Now for a quick update.

Between Baker, track coach Tom Wazio and volleyball coach Dan Dwyer, they have all worked out a schedule that everyone could live with. Wazio said that if there is a big volleyball tournament on a weekend the track team has a meet, he agreed to let Baker play volleyball.

On Friday, there was the first round of a big volleyball tournament – the Smack Attack. It’s one of the best in Illinois. And a portion of it was at Brother Rice. That night, the Crusaders track also hosted a pretty big track meet – the Rice Relays.

This time Dwyer agreed to allow Baker to miss the first match of the Smack Attack so that the kid could get some jumping in. Baker led his team with a 5-foot-8 high jump, was second with a 19-0.5 long jump and was second in the triple jump with a 39-4. The Crusaders’ three jumping teams scored 26 points to help Brother Rice win the 10-team event with 79.5 points. St. Laurence was second with 73 followed by Marist with 60 and Evergreen Park with 55.5.

After track, he made it back to the gym and helped his team win a pool match over Cathedral from Indiana.

The next day, the third-seeded Crusaders played three matches and finished second.

“I had a personal best in the high jump and my long jump…I really didn’t do that well,” Baker said. “In the triple jump, I jumped and headed right to the volleyball match with about five minutes to spare. It was a lot of fun.’’

His Friday fun sure beat last year at this time. In an opening-round Smack Attack battle with Payton High School at Brother Rice, he injured his left knee and ankle.

“I can’t believe it’s been a year,” he said.

Tweet of the week

Second guessing coaches and managers is common in the Twitter world but this rip job is unique.

Last week, a Tweeter wasn’t happy with a St. Xavier University baseball loss and wrote: “Poor coaching decision cost the cougs in a 5-4 loss game 1. Gotta go get em game 2 @gosxucougars.’’

The kicker? The man who wrote the tweet was SXU coach Rocco Mossuto.
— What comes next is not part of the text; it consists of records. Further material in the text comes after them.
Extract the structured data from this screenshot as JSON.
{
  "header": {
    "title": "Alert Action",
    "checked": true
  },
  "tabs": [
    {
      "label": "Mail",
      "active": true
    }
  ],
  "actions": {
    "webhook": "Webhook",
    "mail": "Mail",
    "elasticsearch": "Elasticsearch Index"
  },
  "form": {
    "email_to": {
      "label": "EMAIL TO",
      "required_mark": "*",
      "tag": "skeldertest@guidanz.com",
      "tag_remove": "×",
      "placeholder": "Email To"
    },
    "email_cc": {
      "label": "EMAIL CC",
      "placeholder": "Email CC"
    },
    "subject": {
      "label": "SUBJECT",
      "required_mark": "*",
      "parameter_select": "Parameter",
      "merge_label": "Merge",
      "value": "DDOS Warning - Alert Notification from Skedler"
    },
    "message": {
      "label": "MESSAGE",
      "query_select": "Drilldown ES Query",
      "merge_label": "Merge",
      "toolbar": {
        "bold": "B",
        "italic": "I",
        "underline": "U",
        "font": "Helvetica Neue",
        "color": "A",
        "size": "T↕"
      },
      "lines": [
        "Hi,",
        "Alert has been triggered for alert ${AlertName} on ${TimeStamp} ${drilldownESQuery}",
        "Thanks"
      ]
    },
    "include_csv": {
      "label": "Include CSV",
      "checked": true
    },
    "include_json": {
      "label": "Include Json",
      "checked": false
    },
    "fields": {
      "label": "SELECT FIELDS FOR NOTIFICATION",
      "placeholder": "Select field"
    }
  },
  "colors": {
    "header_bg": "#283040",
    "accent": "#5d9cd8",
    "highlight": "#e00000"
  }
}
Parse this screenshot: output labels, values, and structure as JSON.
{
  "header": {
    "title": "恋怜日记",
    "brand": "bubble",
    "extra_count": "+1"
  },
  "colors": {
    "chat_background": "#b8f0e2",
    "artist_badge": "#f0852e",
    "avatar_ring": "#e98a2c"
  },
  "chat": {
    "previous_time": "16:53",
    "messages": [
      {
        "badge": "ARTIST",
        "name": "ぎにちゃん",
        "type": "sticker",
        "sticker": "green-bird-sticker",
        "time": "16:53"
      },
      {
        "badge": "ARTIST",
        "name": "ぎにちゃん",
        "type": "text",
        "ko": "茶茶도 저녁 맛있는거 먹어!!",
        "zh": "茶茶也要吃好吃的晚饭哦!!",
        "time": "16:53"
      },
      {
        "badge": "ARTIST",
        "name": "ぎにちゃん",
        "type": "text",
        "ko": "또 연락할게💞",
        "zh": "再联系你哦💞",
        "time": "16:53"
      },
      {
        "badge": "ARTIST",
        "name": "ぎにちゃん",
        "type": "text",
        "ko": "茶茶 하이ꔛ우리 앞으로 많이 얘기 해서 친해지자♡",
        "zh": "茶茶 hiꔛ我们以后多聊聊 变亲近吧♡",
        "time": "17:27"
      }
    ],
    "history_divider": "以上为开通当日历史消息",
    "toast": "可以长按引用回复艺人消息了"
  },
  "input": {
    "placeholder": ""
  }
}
He was ripping himself.

Ratings of the weak

The National Women’s Soccer League was thrilled with its TV deal with the Lifetime Network for a Game of the Week all season.

But the Awful Announcing website is reporting awful ratings for the first Game of the Week on April 15. 

The Portland Thorns and Orlando Pride played in the debut game and an estimated 82,000 watched the match.

Interestingly, the pregame show drew 131,000 viewers. What could be more captivating about a pregame show than the match itself?

Nothing.

The theory is that the showing of a dusty old movie, “Two Weeks Notice” starring Hugh Grant and Sandra Bullock may have helped. This 2002 movie drew 237,000 and some continued to watch the pregame show for a while before they realized Grant and Bullock were not coming back on the screen.

Even worse news for the league – the Game of the Week picked up less viewers than the 118,000 folks who watched Skip Bayless on ‘The Undisputed” the day before on FS1, and he has been a laughingstock in the ratings game since bolting ESPN.